Start of Material supplied

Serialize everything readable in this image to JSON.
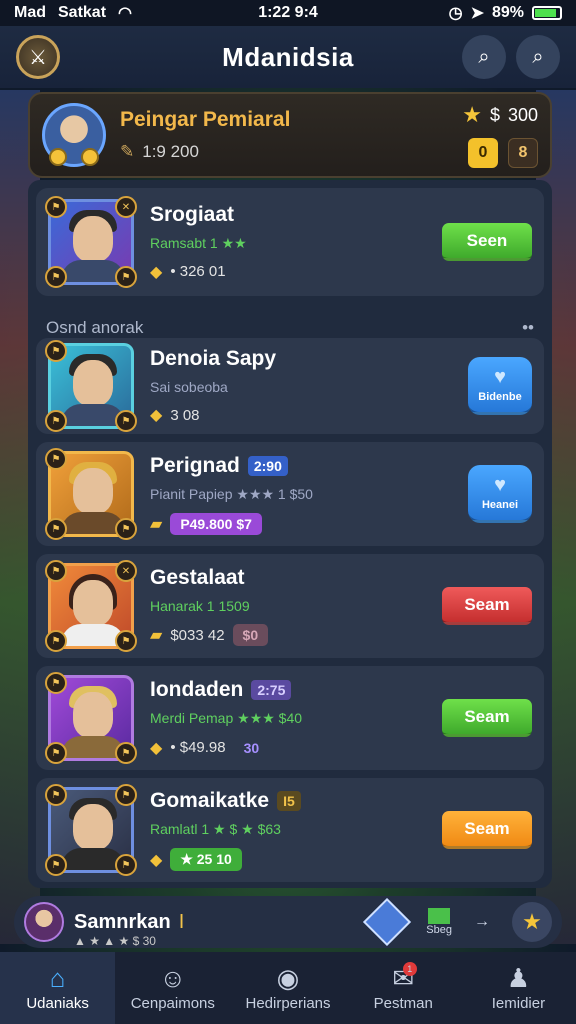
{
  "status_bar": {
    "carrier": "Mad",
    "network": "Satkat",
    "time": "1:22 9:4",
    "battery": "89%"
  },
  "app_bar": {
    "title": "Mdanidsia"
  },
  "profile": {
    "name": "Peingar Pemiaral",
    "coins": "1:9 200",
    "score": "300",
    "score_prefix": "$",
    "chip_a": "0",
    "chip_b": "8"
  },
  "section": {
    "label": "Osnd anorak",
    "more": "••"
  },
  "items": [
    {
      "title": "Srogiaat",
      "tag": "",
      "sub": "Ramsabt 1 ★★",
      "meta": "• 326 01",
      "pill": "",
      "button": "Seen"
    },
    {
      "title": "Denoia Sapy",
      "tag": "",
      "sub": "Sai sobeoba",
      "meta": "3 08",
      "pill": "",
      "button": "Bidenbe"
    },
    {
      "title": "Perignad",
      "tag": "2:90",
      "sub": "Pianit Papiep ★★★ 1 $50",
      "meta": "",
      "pill": "P49.800 $7",
      "button": "Heanei"
    },
    {
      "title": "Gestalaat",
      "tag": "",
      "sub": "Hanarak 1 1509",
      "meta": "$033 42",
      "pill": "$0",
      "button": "Seam"
    },
    {
      "title": "Iondaden",
      "tag": "2:75",
      "sub": "Merdi Pemap ★★★ $40",
      "meta": "• $49.98",
      "pill": "30",
      "button": "Seam"
    },
    {
      "title": "Gomaikatke",
      "tag": "I5",
      "sub": "Ramlatl 1 ★ $ ★ $63",
      "meta": "",
      "pill": "★ 25 10",
      "button": "Seam"
    }
  ],
  "bottom_strip": {
    "name": "Samnrkan",
    "cursor": "I",
    "sub": "▲ ★ ▲ ★ $ 30",
    "flag_label": "Sbeg"
  },
  "tabs": [
    {
      "label": "Udaniaks",
      "icon": "home-icon",
      "active": true
    },
    {
      "label": "Cenpaimons",
      "icon": "people-icon",
      "active": false
    },
    {
      "label": "Hedirperians",
      "icon": "chat-icon",
      "active": false
    },
    {
      "label": "Pestman",
      "icon": "message-icon",
      "active": false,
      "badge": "1"
    },
    {
      "label": "Iemidier",
      "icon": "person-icon",
      "active": false
    }
  ],
  "colors": {
    "accent": "#f2b84b",
    "green": "#3faa2c",
    "red": "#c52f2f",
    "orange": "#f08a14",
    "blue": "#2678d8"
  }
}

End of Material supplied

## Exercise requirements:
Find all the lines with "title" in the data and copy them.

## Solution to the exercise:
    "title": "Mdanidsia"
      "title": "Srogiaat",
      "title": "Denoia Sapy",
      "title": "Perignad",
      "title": "Gestalaat",
      "title": "Iondaden",
      "title": "Gomaikatke",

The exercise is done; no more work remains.